■ What needs to be done:
Could you repeat the records shown below exactly as written?

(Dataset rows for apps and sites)
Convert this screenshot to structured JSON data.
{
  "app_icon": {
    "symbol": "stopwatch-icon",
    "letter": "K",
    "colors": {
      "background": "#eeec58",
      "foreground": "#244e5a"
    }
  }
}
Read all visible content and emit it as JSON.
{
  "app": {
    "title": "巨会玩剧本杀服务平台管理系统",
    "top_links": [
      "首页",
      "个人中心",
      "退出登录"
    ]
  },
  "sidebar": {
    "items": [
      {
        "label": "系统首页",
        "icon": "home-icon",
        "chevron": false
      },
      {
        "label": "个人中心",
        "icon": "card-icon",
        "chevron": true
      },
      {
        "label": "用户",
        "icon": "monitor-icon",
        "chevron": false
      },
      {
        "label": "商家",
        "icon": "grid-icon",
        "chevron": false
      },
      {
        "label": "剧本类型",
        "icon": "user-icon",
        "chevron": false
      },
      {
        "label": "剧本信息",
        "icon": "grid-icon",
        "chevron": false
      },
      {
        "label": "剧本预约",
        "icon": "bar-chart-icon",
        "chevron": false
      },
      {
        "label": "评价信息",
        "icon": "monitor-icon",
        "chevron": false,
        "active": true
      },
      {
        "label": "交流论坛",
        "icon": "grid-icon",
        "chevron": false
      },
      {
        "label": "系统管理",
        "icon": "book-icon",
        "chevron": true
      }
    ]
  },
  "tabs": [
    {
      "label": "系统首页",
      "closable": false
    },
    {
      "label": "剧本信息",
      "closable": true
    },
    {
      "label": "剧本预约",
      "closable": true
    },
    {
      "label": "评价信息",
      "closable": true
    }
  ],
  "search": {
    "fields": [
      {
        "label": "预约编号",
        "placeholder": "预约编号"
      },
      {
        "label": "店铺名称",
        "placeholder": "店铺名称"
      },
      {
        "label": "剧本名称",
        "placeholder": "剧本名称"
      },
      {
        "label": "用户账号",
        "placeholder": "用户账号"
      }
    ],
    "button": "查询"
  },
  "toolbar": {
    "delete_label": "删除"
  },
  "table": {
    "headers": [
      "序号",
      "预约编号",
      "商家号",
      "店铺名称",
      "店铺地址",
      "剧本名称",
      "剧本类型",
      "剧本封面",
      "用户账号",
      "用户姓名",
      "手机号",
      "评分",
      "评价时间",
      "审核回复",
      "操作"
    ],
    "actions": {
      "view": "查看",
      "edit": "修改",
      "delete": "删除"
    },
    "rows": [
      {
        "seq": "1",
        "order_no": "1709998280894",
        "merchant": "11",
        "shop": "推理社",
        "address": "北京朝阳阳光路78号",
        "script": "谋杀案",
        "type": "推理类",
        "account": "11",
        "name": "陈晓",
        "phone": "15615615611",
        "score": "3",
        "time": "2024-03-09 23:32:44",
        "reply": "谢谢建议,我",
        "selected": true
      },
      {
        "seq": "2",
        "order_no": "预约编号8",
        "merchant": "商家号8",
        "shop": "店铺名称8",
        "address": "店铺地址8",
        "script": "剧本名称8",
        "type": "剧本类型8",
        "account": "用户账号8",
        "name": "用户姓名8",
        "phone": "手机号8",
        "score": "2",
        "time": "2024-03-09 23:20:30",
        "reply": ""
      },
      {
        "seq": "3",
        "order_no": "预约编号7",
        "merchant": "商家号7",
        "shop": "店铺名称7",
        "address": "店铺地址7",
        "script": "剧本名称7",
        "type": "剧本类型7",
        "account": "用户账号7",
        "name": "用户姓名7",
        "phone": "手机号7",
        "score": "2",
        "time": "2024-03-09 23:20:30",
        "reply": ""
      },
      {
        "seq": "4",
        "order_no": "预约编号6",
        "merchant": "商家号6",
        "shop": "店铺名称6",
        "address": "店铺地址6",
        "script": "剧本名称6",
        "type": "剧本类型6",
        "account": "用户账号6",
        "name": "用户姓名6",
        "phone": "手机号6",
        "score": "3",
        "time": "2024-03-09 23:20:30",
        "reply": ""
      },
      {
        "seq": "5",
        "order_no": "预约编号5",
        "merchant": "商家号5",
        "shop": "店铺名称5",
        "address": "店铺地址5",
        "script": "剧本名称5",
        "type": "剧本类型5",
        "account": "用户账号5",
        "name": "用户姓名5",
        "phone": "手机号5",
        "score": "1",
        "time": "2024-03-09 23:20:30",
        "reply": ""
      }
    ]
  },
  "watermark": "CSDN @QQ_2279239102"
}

■ Result below:
Convert this screenshot to structured JSON data.
{
  "app_icon": {
    "symbol": "stopwatch-icon",
    "letter": "K",
    "colors": {
      "background": "#eeec58",
      "foreground": "#244e5a"
    }
  }
}
Read all visible content and emit it as JSON.
{
  "app": {
    "title": "巨会玩剧本杀服务平台管理系统",
    "top_links": [
      "首页",
      "个人中心",
      "退出登录"
    ]
  },
  "sidebar": {
    "items": [
      {
        "label": "系统首页",
        "icon": "home-icon",
        "chevron": false
      },
      {
        "label": "个人中心",
        "icon": "card-icon",
        "chevron": true
      },
      {
        "label": "用户",
        "icon": "monitor-icon",
        "chevron": false
      },
      {
        "label": "商家",
        "icon": "grid-icon",
        "chevron": false
      },
      {
        "label": "剧本类型",
        "icon": "user-icon",
        "chevron": false
      },
      {
        "label": "剧本信息",
        "icon": "grid-icon",
        "chevron": false
      },
      {
        "label": "剧本预约",
        "icon": "bar-chart-icon",
        "chevron": false
      },
      {
        "label": "评价信息",
        "icon": "monitor-icon",
        "chevron": false,
        "active": true
      },
      {
        "label": "交流论坛",
        "icon": "grid-icon",
        "chevron": false
      },
      {
        "label": "系统管理",
        "icon": "book-icon",
        "chevron": true
      }
    ]
  },
  "tabs": [
    {
      "label": "系统首页",
      "closable": false
    },
    {
      "label": "剧本信息",
      "closable": true
    },
    {
      "label": "剧本预约",
      "closable": true
    },
    {
      "label": "评价信息",
      "closable": true
    }
  ],
  "search": {
    "fields": [
      {
        "label": "预约编号",
        "placeholder": "预约编号"
      },
      {
        "label": "店铺名称",
        "placeholder": "店铺名称"
      },
      {
        "label": "剧本名称",
        "placeholder": "剧本名称"
      },
      {
        "label": "用户账号",
        "placeholder": "用户账号"
      }
    ],
    "button": "查询"
  },
  "toolbar": {
    "delete_label": "删除"
  },
  "table": {
    "headers": [
      "序号",
      "预约编号",
      "商家号",
      "店铺名称",
      "店铺地址",
      "剧本名称",
      "剧本类型",
      "剧本封面",
      "用户账号",
      "用户姓名",
      "手机号",
      "评分",
      "评价时间",
      "审核回复",
      "操作"
    ],
    "actions": {
      "view": "查看",
      "edit": "修改",
      "delete": "删除"
    },
    "rows": [
      {
        "seq": "1",
        "order_no": "1709998280894",
        "merchant": "11",
        "shop": "推理社",
        "address": "北京朝阳阳光路78号",
        "script": "谋杀案",
        "type": "推理类",
        "account": "11",
        "name": "陈晓",
        "phone": "15615615611",
        "score": "3",
        "time": "2024-03-09 23:32:44",
        "reply": "谢谢建议,我",
        "selected": true
      },
      {
        "seq": "2",
        "order_no": "预约编号8",
        "merchant": "商家号8",
        "shop": "店铺名称8",
        "address": "店铺地址8",
        "script": "剧本名称8",
        "type": "剧本类型8",
        "account": "用户账号8",
        "name": "用户姓名8",
        "phone": "手机号8",
        "score": "2",
        "time": "2024-03-09 23:20:30",
        "reply": ""
      },
      {
        "seq": "3",
        "order_no": "预约编号7",
        "merchant": "商家号7",
        "shop": "店铺名称7",
        "address": "店铺地址7",
        "script": "剧本名称7",
        "type": "剧本类型7",
        "account": "用户账号7",
        "name": "用户姓名7",
        "phone": "手机号7",
        "score": "2",
        "time": "2024-03-09 23:20:30",
        "reply": ""
      },
      {
        "seq": "4",
        "order_no": "预约编号6",
        "merchant": "商家号6",
        "shop": "店铺名称6",
        "address": "店铺地址6",
        "script": "剧本名称6",
        "type": "剧本类型6",
        "account": "用户账号6",
        "name": "用户姓名6",
        "phone": "手机号6",
        "score": "3",
        "time": "2024-03-09 23:20:30",
        "reply": ""
      },
      {
        "seq": "5",
        "order_no": "预约编号5",
        "merchant": "商家号5",
        "shop": "店铺名称5",
        "address": "店铺地址5",
        "script": "剧本名称5",
        "type": "剧本类型5",
        "account": "用户账号5",
        "name": "用户姓名5",
        "phone": "手机号5",
        "score": "1",
        "time": "2024-03-09 23:20:30",
        "reply": ""
      }
    ]
  },
  "watermark": "CSDN @QQ_2279239102"
}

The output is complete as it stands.